We ended the night there: Neil rescued but badly hurt in the process, and both of the healers in bad shape and grappled by mostly undamaged spheres that were closing in to grapple the rest of the party. If the PCs manage to defeat the spheres, they're still trapped in a cave with no idea how to get back to the castle.
Evaluation of PlayWe didn't see much use of the decider concept, as most of the play time was caught up in the two combats. I think it's a sound idea, and the next sessions should see more exploration, so we'll get more chances to try it out.
The other idea we had to speed play, the use of a "shot clock" to declare actions in combat, didn't work too well this time. As the GM, I tend to get caught up in adjudicating the action, and it's hard to remember that I'm also supposed to be enforcing the clock. I may end up making that the previous player's responsibility.
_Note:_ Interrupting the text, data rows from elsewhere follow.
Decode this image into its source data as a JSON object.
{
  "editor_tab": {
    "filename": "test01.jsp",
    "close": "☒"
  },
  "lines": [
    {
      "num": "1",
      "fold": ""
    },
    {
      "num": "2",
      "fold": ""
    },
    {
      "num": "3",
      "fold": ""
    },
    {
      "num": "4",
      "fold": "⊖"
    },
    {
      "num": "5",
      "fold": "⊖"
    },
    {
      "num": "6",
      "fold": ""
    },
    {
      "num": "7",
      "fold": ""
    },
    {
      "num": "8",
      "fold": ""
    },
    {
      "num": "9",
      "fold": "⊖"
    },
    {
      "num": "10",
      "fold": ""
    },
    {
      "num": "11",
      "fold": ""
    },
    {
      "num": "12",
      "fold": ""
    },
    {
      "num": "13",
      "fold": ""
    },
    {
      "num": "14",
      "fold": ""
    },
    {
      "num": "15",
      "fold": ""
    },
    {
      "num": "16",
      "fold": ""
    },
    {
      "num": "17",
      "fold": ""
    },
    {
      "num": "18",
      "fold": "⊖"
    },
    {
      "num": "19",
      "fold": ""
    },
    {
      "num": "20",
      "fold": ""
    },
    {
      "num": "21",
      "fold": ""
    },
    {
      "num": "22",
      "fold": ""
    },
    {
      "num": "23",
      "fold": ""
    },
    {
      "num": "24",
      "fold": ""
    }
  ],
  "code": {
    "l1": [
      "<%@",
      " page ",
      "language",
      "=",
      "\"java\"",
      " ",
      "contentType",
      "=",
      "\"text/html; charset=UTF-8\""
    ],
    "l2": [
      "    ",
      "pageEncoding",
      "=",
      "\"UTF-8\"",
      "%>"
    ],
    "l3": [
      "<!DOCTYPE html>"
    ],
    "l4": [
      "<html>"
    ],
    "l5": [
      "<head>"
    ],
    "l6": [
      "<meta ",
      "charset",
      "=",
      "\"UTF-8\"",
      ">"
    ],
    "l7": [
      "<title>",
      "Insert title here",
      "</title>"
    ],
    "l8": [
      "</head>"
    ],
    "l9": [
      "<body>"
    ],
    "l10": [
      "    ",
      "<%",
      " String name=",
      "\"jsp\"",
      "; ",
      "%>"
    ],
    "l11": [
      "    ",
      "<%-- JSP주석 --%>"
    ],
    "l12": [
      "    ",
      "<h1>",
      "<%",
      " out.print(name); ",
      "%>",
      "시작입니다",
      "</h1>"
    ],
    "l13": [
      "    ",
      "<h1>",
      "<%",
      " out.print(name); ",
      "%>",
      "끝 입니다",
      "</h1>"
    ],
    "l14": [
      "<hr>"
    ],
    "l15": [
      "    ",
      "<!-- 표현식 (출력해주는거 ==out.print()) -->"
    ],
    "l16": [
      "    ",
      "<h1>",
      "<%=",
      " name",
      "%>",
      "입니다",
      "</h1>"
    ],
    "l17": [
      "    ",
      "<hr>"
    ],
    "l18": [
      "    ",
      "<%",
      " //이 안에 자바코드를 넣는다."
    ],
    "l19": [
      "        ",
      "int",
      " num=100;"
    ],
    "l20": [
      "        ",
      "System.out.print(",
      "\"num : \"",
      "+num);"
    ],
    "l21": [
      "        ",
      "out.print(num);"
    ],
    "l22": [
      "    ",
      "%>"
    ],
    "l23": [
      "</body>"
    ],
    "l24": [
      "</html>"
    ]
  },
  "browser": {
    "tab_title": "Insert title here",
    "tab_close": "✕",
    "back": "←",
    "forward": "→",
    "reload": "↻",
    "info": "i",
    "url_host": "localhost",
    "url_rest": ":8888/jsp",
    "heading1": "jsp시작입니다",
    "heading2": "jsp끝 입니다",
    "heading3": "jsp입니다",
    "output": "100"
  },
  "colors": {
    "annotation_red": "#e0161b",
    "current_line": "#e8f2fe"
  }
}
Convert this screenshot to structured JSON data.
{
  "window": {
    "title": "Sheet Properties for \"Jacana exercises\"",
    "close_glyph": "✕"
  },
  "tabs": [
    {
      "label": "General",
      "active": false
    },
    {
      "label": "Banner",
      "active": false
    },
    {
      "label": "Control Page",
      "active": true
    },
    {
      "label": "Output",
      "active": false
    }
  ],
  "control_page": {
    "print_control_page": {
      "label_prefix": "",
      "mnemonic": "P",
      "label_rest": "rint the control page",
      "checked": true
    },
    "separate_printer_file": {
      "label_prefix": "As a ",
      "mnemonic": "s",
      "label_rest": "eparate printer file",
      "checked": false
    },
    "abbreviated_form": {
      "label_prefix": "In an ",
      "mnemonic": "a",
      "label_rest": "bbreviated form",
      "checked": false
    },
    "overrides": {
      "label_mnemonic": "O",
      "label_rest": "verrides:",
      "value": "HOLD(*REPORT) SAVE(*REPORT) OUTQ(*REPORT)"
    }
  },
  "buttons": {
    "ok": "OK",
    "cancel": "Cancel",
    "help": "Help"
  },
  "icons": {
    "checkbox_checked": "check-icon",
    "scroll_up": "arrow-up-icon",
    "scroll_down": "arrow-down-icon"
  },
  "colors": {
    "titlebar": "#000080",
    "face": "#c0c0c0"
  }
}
One thing I noticed is that my players tend to become more nit-picky as the combats get more difficult. The undines were annoying, but not particularly dangerous, and whatever rulings I made were pretty much accepted with much disagreement. The Spheres of madness were very dangerous, and I got a lot more arguments from people and sudden interest in exactly how the rules were written.
Aside from those three points, this was a pretty good session. I hadn't exactly expected the teleporter trap in the catacombs to go off, but I thought it might. (And by the way, a hat tip to +Peter V. Dell'Orto for the inspiration.) I am more amused by the players' attitude about the curse now, as it's "sure, that was a surprise and a tough fight, but next time we'll be ready for it and it's a small price to play to be able to loot the catacombs." To which I can only shake my head at their naivety and foolish belief that things are going to be that easy.
The undines were something of a let down as far as foes go. I'd somehow envisioned the PCs actually going into the torture room and getting bounced off the walls amusingly, but instead they were between the undines and the stairs and the undines could only push them closer to the stairs and freedom. The undines had a Dread of stone walls, and they could barely enter the corridor to the stairs.
On that note, it's not clear to me as to whether the Dread disadvantage includes a supernatural sense to detect the object that you Dread. The consensus was that it doesn't, and that illusions of a Dreaded object work (and conversely, you can walk right up to an object you Dread if it's pitch black). I'm not sure that was the right way to go, but it's what we went with.